[What is needed]: Write out the full set of records exactly. Any pictures in them do not belong in the copy.

[Stored records]

──────────

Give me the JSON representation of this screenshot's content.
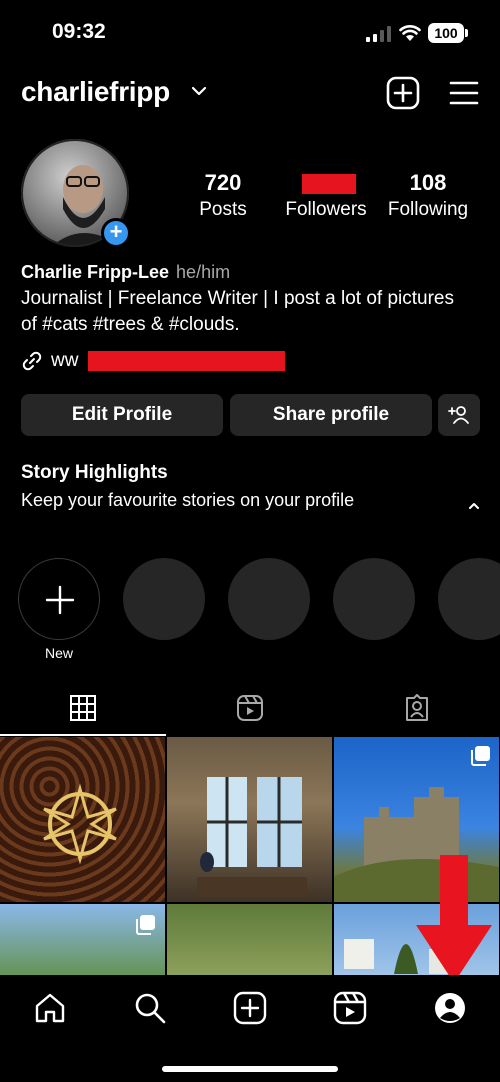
{
  "status_bar": {
    "time": "09:32",
    "battery": "100"
  },
  "header": {
    "username": "charliefripp"
  },
  "profile": {
    "stats": {
      "posts": {
        "count": "720",
        "label": "Posts"
      },
      "followers": {
        "count": "",
        "label": "Followers"
      },
      "following": {
        "count": "108",
        "label": "Following"
      }
    },
    "name": "Charlie Fripp-Lee",
    "pronouns": "he/him",
    "bio": "Journalist | Freelance Writer | I post a lot of pictures of #cats #trees & #clouds.",
    "link_prefix": "ww"
  },
  "buttons": {
    "edit_profile": "Edit Profile",
    "share_profile": "Share profile"
  },
  "highlights": {
    "title": "Story Highlights",
    "subtitle": "Keep your favourite stories on your profile",
    "new_label": "New"
  },
  "colors": {
    "accent_blue": "#3797f0",
    "redaction": "#e5141f",
    "button_bg": "#262626"
  }
}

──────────

[Exercise solution]:
Give me the JSON representation of this screenshot's content.
{
  "status_bar": {
    "time": "09:32",
    "battery": "100"
  },
  "header": {
    "username": "charliefripp"
  },
  "profile": {
    "stats": {
      "posts": {
        "count": "720",
        "label": "Posts"
      },
      "followers": {
        "count": "",
        "label": "Followers"
      },
      "following": {
        "count": "108",
        "label": "Following"
      }
    },
    "name": "Charlie Fripp-Lee",
    "pronouns": "he/him",
    "bio": "Journalist | Freelance Writer | I post a lot of pictures of #cats #trees & #clouds.",
    "link_prefix": "ww"
  },
  "buttons": {
    "edit_profile": "Edit Profile",
    "share_profile": "Share profile"
  },
  "highlights": {
    "title": "Story Highlights",
    "subtitle": "Keep your favourite stories on your profile",
    "new_label": "New"
  },
  "colors": {
    "accent_blue": "#3797f0",
    "redaction": "#e5141f",
    "button_bg": "#262626"
  }
}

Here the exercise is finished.